Throughout the process of applying for scholarships, graduate school, or jobs, and amongst the inevitable acceptances or rejections that come with each application, we hear countless clichés that are meant to motivate us, guide us, and console us. Most of the time, I tend to shrug off these clichés, ignore the sentiment behind them, and keep pushing forward. However, my experience applying for, interviewing for, and eventually not-being-chosen for the prestigious Truman Scholarship revealed to me the truth in one of these clichés: sometimes the process and the journey is just as important, if not more important, than the destination.
The Truman Scholarship is a nationally competitive, graduate scholarship for students who are committed to a career in public service. While students go through the application process during their junior year of college, I began to consider the scholarship during my second year, soon after I changed my major to Political Science. I quickly lost my enthusiasm for applying, as many of the application questions asked about my post-undergraduate goals, such as what graduate school I would like to attend, what degree I would seek, and how would graduate school assist me in working towards my professional goals.

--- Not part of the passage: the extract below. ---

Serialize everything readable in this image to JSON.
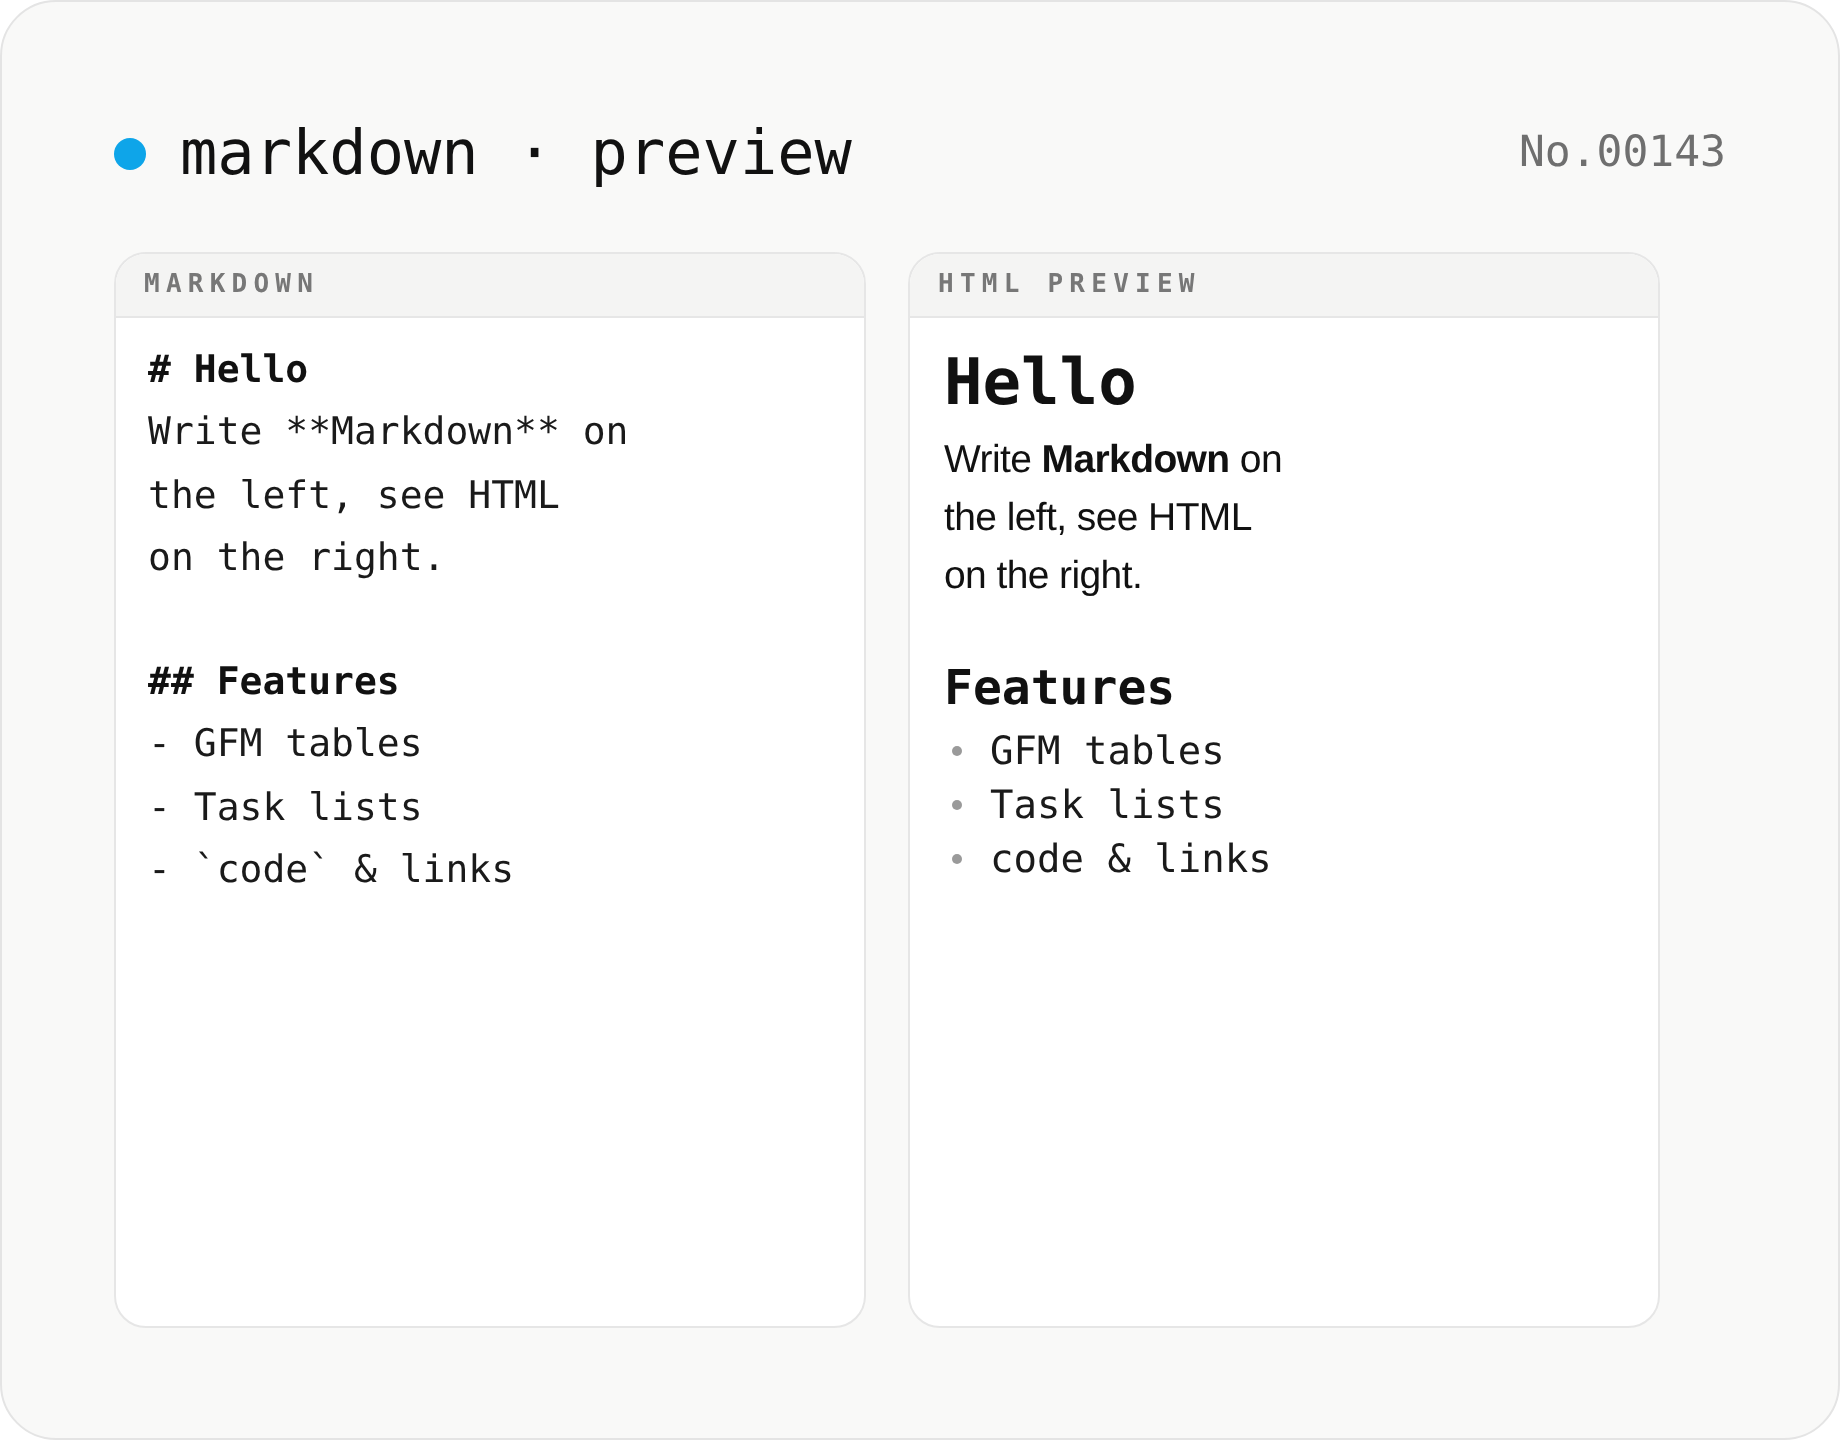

Ultimately, I struggled with the fact that I didn’t have clear answers to these questions at the moment--I had just changed my major; I didn’t really know what possibilities were open to me as a student, and I wasn’t sure how to clearly define my goals (more accurately, I wasn’t sure what my goals were at all).
Completing the Truman Scholarship application was an extremely beneficial experience in itself simply because it forced me to sit down, do some research on graduate schools and programs, and begin to reflect on my goals and how to achieve them. Why do I want to go to grad school? How will it impact my professional goals? What even are my career aspirations? Without the process of completing the Truman application, I probably could have happily made my way through my undergraduate career without having truly reflected on my academic and professional goals.

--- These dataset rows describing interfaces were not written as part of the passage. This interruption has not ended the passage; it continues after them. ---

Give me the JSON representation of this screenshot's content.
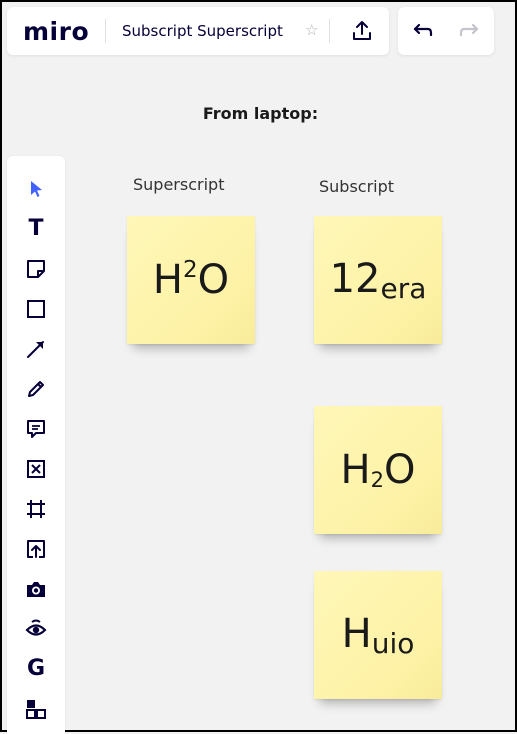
{
  "header": {
    "logo_text": "miro",
    "board_title": "Subscript Superscript",
    "star_glyph": "☆",
    "icons": [
      "export-icon",
      "undo-icon",
      "redo-icon",
      "star-icon"
    ]
  },
  "toolbar": {
    "tools": [
      {
        "name": "select-tool",
        "icon": "cursor-icon"
      },
      {
        "name": "text-tool",
        "icon": "text-icon",
        "glyph": "T"
      },
      {
        "name": "sticky-note-tool",
        "icon": "sticky-note-icon"
      },
      {
        "name": "shape-tool",
        "icon": "square-icon"
      },
      {
        "name": "connection-line-tool",
        "icon": "arrow-icon"
      },
      {
        "name": "pen-tool",
        "icon": "pen-icon"
      },
      {
        "name": "comment-tool",
        "icon": "comment-icon"
      },
      {
        "name": "template-tool",
        "icon": "cross-box-icon"
      },
      {
        "name": "frame-tool",
        "icon": "frame-icon"
      },
      {
        "name": "upload-tool",
        "icon": "upload-icon"
      },
      {
        "name": "camera-tool",
        "icon": "camera-icon"
      },
      {
        "name": "eye-app-tool",
        "icon": "eye-icon"
      },
      {
        "name": "google-app-tool",
        "icon": "google-icon",
        "glyph": "G"
      },
      {
        "name": "more-apps-tool",
        "icon": "apps-icon"
      }
    ]
  },
  "canvas": {
    "heading": "From laptop:",
    "superscript_label": "Superscript",
    "subscript_label": "Subscript",
    "notes": {
      "h2o_sup": {
        "main": "H",
        "script": "2",
        "after": "O"
      },
      "era_sub": {
        "main": "12",
        "script": "era",
        "after": ""
      },
      "h2o_sub": {
        "main": "H",
        "script": "2",
        "after": "O"
      },
      "huio_sub": {
        "main": "H",
        "script": "uio",
        "after": ""
      }
    }
  },
  "colors": {
    "brand": "#050038",
    "sticky_note": "#fdf2a6",
    "select_active": "#4262ff",
    "canvas_bg": "#f2f2f2"
  }
}
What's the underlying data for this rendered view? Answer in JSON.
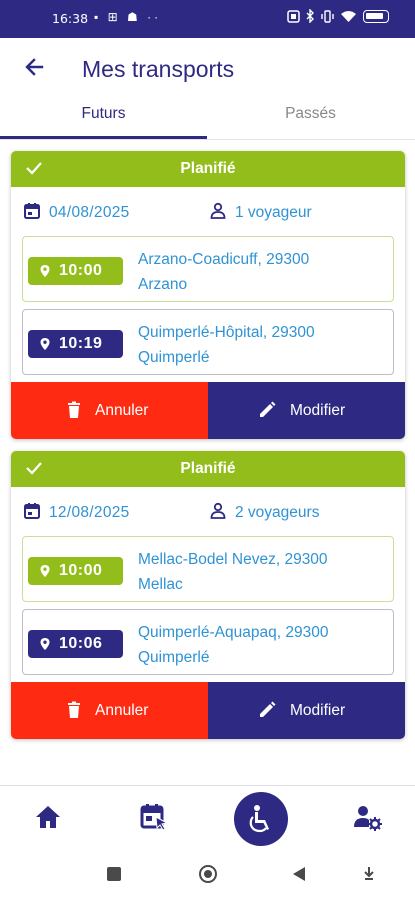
{
  "status_bar": {
    "time": "16:38",
    "left_icons": "▪ ⊞ ☗ ··"
  },
  "header": {
    "title": "Mes transports"
  },
  "tabs": [
    {
      "label": "Futurs",
      "active": true
    },
    {
      "label": "Passés",
      "active": false
    }
  ],
  "transports": [
    {
      "status": "Planifié",
      "date": "04/08/2025",
      "passengers": "1 voyageur",
      "pickup": {
        "time": "10:00",
        "address_line1": "Arzano-Coadicuff, 29300",
        "address_line2": "Arzano"
      },
      "dropoff": {
        "time": "10:19",
        "address_line1": "Quimperlé-Hôpital, 29300",
        "address_line2": "Quimperlé"
      },
      "cancel_label": "Annuler",
      "edit_label": "Modifier"
    },
    {
      "status": "Planifié",
      "date": "12/08/2025",
      "passengers": "2 voyageurs",
      "pickup": {
        "time": "10:00",
        "address_line1": "Mellac-Bodel Nevez, 29300",
        "address_line2": "Mellac"
      },
      "dropoff": {
        "time": "10:06",
        "address_line1": "Quimperlé-Aquapaq, 29300",
        "address_line2": "Quimperlé"
      },
      "cancel_label": "Annuler",
      "edit_label": "Modifier"
    }
  ],
  "bottom_nav": [
    {
      "icon": "home-icon"
    },
    {
      "icon": "calendar-select-icon"
    },
    {
      "icon": "wheelchair-icon",
      "active": true
    },
    {
      "icon": "user-settings-icon"
    }
  ],
  "colors": {
    "primary": "#2e2a83",
    "planned_green": "#92bd1b",
    "cancel_red": "#ff2a12",
    "text_blue": "#2f93d4"
  }
}
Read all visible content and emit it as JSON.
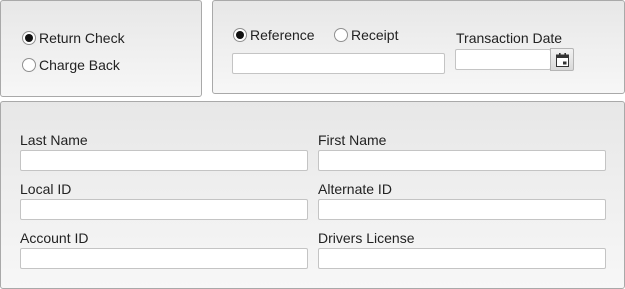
{
  "return_type": {
    "options": [
      {
        "label": "Return Check",
        "selected": true
      },
      {
        "label": "Charge Back",
        "selected": false
      }
    ]
  },
  "lookup": {
    "options": [
      {
        "label": "Reference",
        "selected": true
      },
      {
        "label": "Receipt",
        "selected": false
      }
    ],
    "reference_value": "",
    "transaction_date_label": "Transaction Date",
    "transaction_date_value": "",
    "calendar_icon": "calendar-icon"
  },
  "customer": {
    "last_name_label": "Last Name",
    "last_name_value": "",
    "first_name_label": "First Name",
    "first_name_value": "",
    "local_id_label": "Local ID",
    "local_id_value": "",
    "alternate_id_label": "Alternate ID",
    "alternate_id_value": "",
    "account_id_label": "Account ID",
    "account_id_value": "",
    "drivers_license_label": "Drivers License",
    "drivers_license_value": ""
  },
  "colors": {
    "panel_border": "#a9a9a9",
    "input_border": "#c4c4c4",
    "text": "#222222"
  }
}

After completing the application, finalists are invited to interview with other finalists from their state and nearby areas. My 20 minute interview was rough. I went in unprepared for the intellectual difficulty of the questions being asked and was quickly intimated by the panel of individuals who sat in front of me, including leaders of successful nonprofits, graduate school staff, and even a former Congressman (but now you know, so you can’t be unprepared!) Despite my numerous blunders, the interview experience ended up being one of the greatest opportunities I’ve ever had.
Finalists from North Carolina, Virginia, and Washington, D.C. were all invited to interview on the same day, one at a time, about a block away from the White House. At first, I hated the idea of spending all day waiting with the individuals I was “competing against” for this scholarship. Knowing that only one of you from each state can receive the scholarship isn’t the best foundation for building new friendships. However, I soon came to realize that this meant I was able to spend the whole day getting to know a dozen of the smartest, most-passionate, and most-driven individuals I’ve ever met. Despite our stress about the upcoming interviews, the day passed quickly as we networked, discussed our current projects and potential collaboration, walked to food trucks for lunch together, and analyzed the most recent Nicki Minaj single. Still today, nearly a year after the interview process, I have maintained close friendships with many of the applicants I met. We continue to support each other through other applications and the acceptances or rejections that follow, and we celebrate our big moments together, all around the U.S. and internationally. While the interview process was stressful, and was also a significant academic and professional learning moment. The relationships that I built throughout the process have been truly life-changing.
At the time of writing this reflection, nearly a year has past since my Truman Scholarship interview. I’m still very focused on the lessons that I learned throughout the process; I’m trying to make sure that I have an in-depth understanding of the issues I care about and clear opinions on these issues, so I could answer any question that a former Congressman would ask me in any future interviews I might have. I’m trying to make sure that I frequently reflect on my future goals and aspirations and that I evaluate the steps I’m taking to achieve my goals at any moment. I’m keeping in touch with my Truman semi-finalist friends, often sharing resources, words of encouragement, and making new memories together whenever we can. Lastly, I’m doing my best to lean into the cliché that the journey is just as important as the destination and trying to use every opportunity presented to me in my final semester as an undergraduate student to experience as much as possible and learn everything I can.
Written by: Sarah Aldridge, Appalachian State University Class of 2018
Above: Sarah Aldridge with Truman Scholarship Finalists from NC, VA, and DC